BEGIN EXERCISE MATERIALS

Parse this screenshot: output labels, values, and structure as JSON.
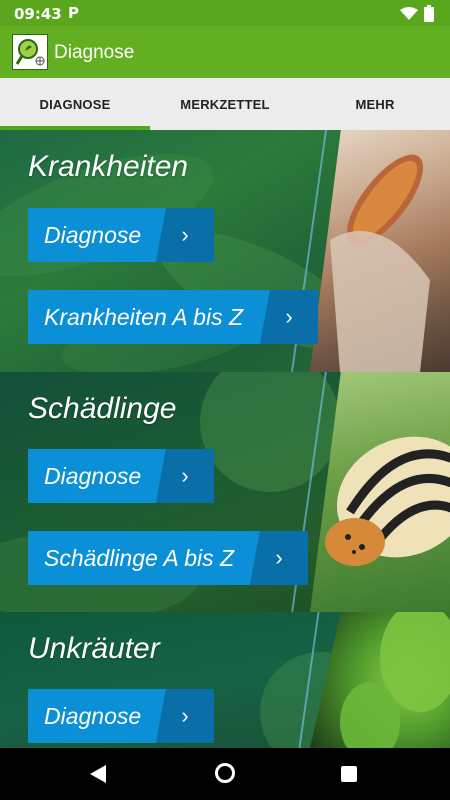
{
  "status_bar": {
    "time": "09:43",
    "notification_icon": "P"
  },
  "app_bar": {
    "title": "Diagnose",
    "logo_icon": "magnifier-plant-logo"
  },
  "tabs": [
    {
      "label": "DIAGNOSE",
      "active": true
    },
    {
      "label": "MERKZETTEL",
      "active": false
    },
    {
      "label": "MEHR",
      "active": false
    }
  ],
  "sections": [
    {
      "title": "Krankheiten",
      "buttons": [
        {
          "label": "Diagnose"
        },
        {
          "label": "Krankheiten A bis Z"
        }
      ],
      "image": "corn-cob-photo"
    },
    {
      "title": "Schädlinge",
      "buttons": [
        {
          "label": "Diagnose"
        },
        {
          "label": "Schädlinge A bis Z"
        }
      ],
      "image": "potato-beetle-photo"
    },
    {
      "title": "Unkräuter",
      "buttons": [
        {
          "label": "Diagnose"
        }
      ],
      "image": "weed-leaves-photo"
    }
  ],
  "colors": {
    "brand_green": "#62b021",
    "button_blue": "#0b8fd6",
    "button_arrow_blue": "#0a6ea8",
    "tab_indicator": "#52a81a"
  }
}
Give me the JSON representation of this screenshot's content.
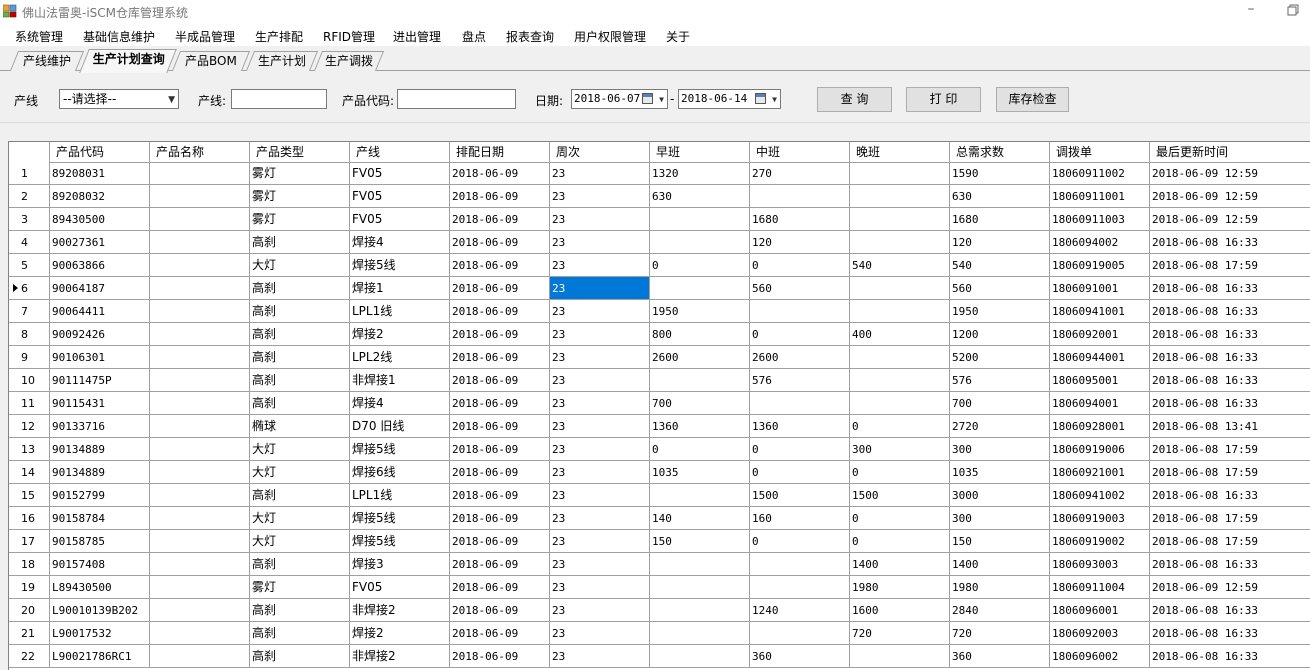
{
  "window": {
    "title": "佛山法雷奥-iSCM仓库管理系统",
    "minimize": "–"
  },
  "menu": [
    "系统管理",
    "基础信息维护",
    "半成品管理",
    "生产排配",
    "RFID管理",
    "进出管理",
    "盘点",
    "报表查询",
    "用户权限管理",
    "关于"
  ],
  "tabs": [
    "产线维护",
    "生产计划查询",
    "产品BOM",
    "生产计划",
    "生产调拨"
  ],
  "active_tab": 1,
  "filters": {
    "line_label": "产线",
    "line_select": "--请选择--",
    "line_text_label": "产线:",
    "line_text_value": "",
    "code_label": "产品代码:",
    "code_value": "",
    "date_label": "日期:",
    "date_from": "2018-06-07",
    "date_sep": "-",
    "date_to": "2018-06-14",
    "query_button": "查 询",
    "print_button": "打 印",
    "stock_button": "库存检查"
  },
  "columns": [
    "产品代码",
    "产品名称",
    "产品类型",
    "产线",
    "排配日期",
    "周次",
    "早班",
    "中班",
    "晚班",
    "总需求数",
    "调拨单",
    "最后更新时间"
  ],
  "selected_row": 6,
  "selected_col": 5,
  "rows": [
    {
      "n": "1",
      "c": [
        "89208031",
        "",
        "雾灯",
        "FV05",
        "2018-06-09",
        "23",
        "1320",
        "270",
        "",
        "1590",
        "18060911002",
        "2018-06-09 12:59"
      ]
    },
    {
      "n": "2",
      "c": [
        "89208032",
        "",
        "雾灯",
        "FV05",
        "2018-06-09",
        "23",
        "630",
        "",
        "",
        "630",
        "18060911001",
        "2018-06-09 12:59"
      ]
    },
    {
      "n": "3",
      "c": [
        "89430500",
        "",
        "雾灯",
        "FV05",
        "2018-06-09",
        "23",
        "",
        "1680",
        "",
        "1680",
        "18060911003",
        "2018-06-09 12:59"
      ]
    },
    {
      "n": "4",
      "c": [
        "90027361",
        "",
        "高刹",
        "焊接4",
        "2018-06-09",
        "23",
        "",
        "120",
        "",
        "120",
        "1806094002",
        "2018-06-08 16:33"
      ]
    },
    {
      "n": "5",
      "c": [
        "90063866",
        "",
        "大灯",
        "焊接5线",
        "2018-06-09",
        "23",
        "0",
        "0",
        "540",
        "540",
        "18060919005",
        "2018-06-08 17:59"
      ]
    },
    {
      "n": "6",
      "c": [
        "90064187",
        "",
        "高刹",
        "焊接1",
        "2018-06-09",
        "23",
        "",
        "560",
        "",
        "560",
        "1806091001",
        "2018-06-08 16:33"
      ]
    },
    {
      "n": "7",
      "c": [
        "90064411",
        "",
        "高刹",
        "LPL1线",
        "2018-06-09",
        "23",
        "1950",
        "",
        "",
        "1950",
        "18060941001",
        "2018-06-08 16:33"
      ]
    },
    {
      "n": "8",
      "c": [
        "90092426",
        "",
        "高刹",
        "焊接2",
        "2018-06-09",
        "23",
        "800",
        "0",
        "400",
        "1200",
        "1806092001",
        "2018-06-08 16:33"
      ]
    },
    {
      "n": "9",
      "c": [
        "90106301",
        "",
        "高刹",
        "LPL2线",
        "2018-06-09",
        "23",
        "2600",
        "2600",
        "",
        "5200",
        "18060944001",
        "2018-06-08 16:33"
      ]
    },
    {
      "n": "10",
      "c": [
        "90111475P",
        "",
        "高刹",
        "非焊接1",
        "2018-06-09",
        "23",
        "",
        "576",
        "",
        "576",
        "1806095001",
        "2018-06-08 16:33"
      ]
    },
    {
      "n": "11",
      "c": [
        "90115431",
        "",
        "高刹",
        "焊接4",
        "2018-06-09",
        "23",
        "700",
        "",
        "",
        "700",
        "1806094001",
        "2018-06-08 16:33"
      ]
    },
    {
      "n": "12",
      "c": [
        "90133716",
        "",
        "椭球",
        "D70 旧线",
        "2018-06-09",
        "23",
        "1360",
        "1360",
        "0",
        "2720",
        "18060928001",
        "2018-06-08 13:41"
      ]
    },
    {
      "n": "13",
      "c": [
        "90134889",
        "",
        "大灯",
        "焊接5线",
        "2018-06-09",
        "23",
        "0",
        "0",
        "300",
        "300",
        "18060919006",
        "2018-06-08 17:59"
      ]
    },
    {
      "n": "14",
      "c": [
        "90134889",
        "",
        "大灯",
        "焊接6线",
        "2018-06-09",
        "23",
        "1035",
        "0",
        "0",
        "1035",
        "18060921001",
        "2018-06-08 17:59"
      ]
    },
    {
      "n": "15",
      "c": [
        "90152799",
        "",
        "高刹",
        "LPL1线",
        "2018-06-09",
        "23",
        "",
        "1500",
        "1500",
        "3000",
        "18060941002",
        "2018-06-08 16:33"
      ]
    },
    {
      "n": "16",
      "c": [
        "90158784",
        "",
        "大灯",
        "焊接5线",
        "2018-06-09",
        "23",
        "140",
        "160",
        "0",
        "300",
        "18060919003",
        "2018-06-08 17:59"
      ]
    },
    {
      "n": "17",
      "c": [
        "90158785",
        "",
        "大灯",
        "焊接5线",
        "2018-06-09",
        "23",
        "150",
        "0",
        "0",
        "150",
        "18060919002",
        "2018-06-08 17:59"
      ]
    },
    {
      "n": "18",
      "c": [
        "90157408",
        "",
        "高刹",
        "焊接3",
        "2018-06-09",
        "23",
        "",
        "",
        "1400",
        "1400",
        "1806093003",
        "2018-06-08 16:33"
      ]
    },
    {
      "n": "19",
      "c": [
        "L89430500",
        "",
        "雾灯",
        "FV05",
        "2018-06-09",
        "23",
        "",
        "",
        "1980",
        "1980",
        "18060911004",
        "2018-06-09 12:59"
      ]
    },
    {
      "n": "20",
      "c": [
        "L90010139B202",
        "",
        "高刹",
        "非焊接2",
        "2018-06-09",
        "23",
        "",
        "1240",
        "1600",
        "2840",
        "1806096001",
        "2018-06-08 16:33"
      ]
    },
    {
      "n": "21",
      "c": [
        "L90017532",
        "",
        "高刹",
        "焊接2",
        "2018-06-09",
        "23",
        "",
        "",
        "720",
        "720",
        "1806092003",
        "2018-06-08 16:33"
      ]
    },
    {
      "n": "22",
      "c": [
        "L90021786RC1",
        "",
        "高刹",
        "非焊接2",
        "2018-06-09",
        "23",
        "",
        "360",
        "",
        "360",
        "1806096002",
        "2018-06-08 16:33"
      ]
    }
  ],
  "colors": {
    "selection": "#0078d7",
    "grid_line": "#a0a0a0"
  }
}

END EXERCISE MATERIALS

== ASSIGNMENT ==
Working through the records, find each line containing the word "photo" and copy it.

== RESPONSE BOX ==
      "image": "corn-cob-photo"
      "image": "potato-beetle-photo"
      "image": "weed-leaves-photo"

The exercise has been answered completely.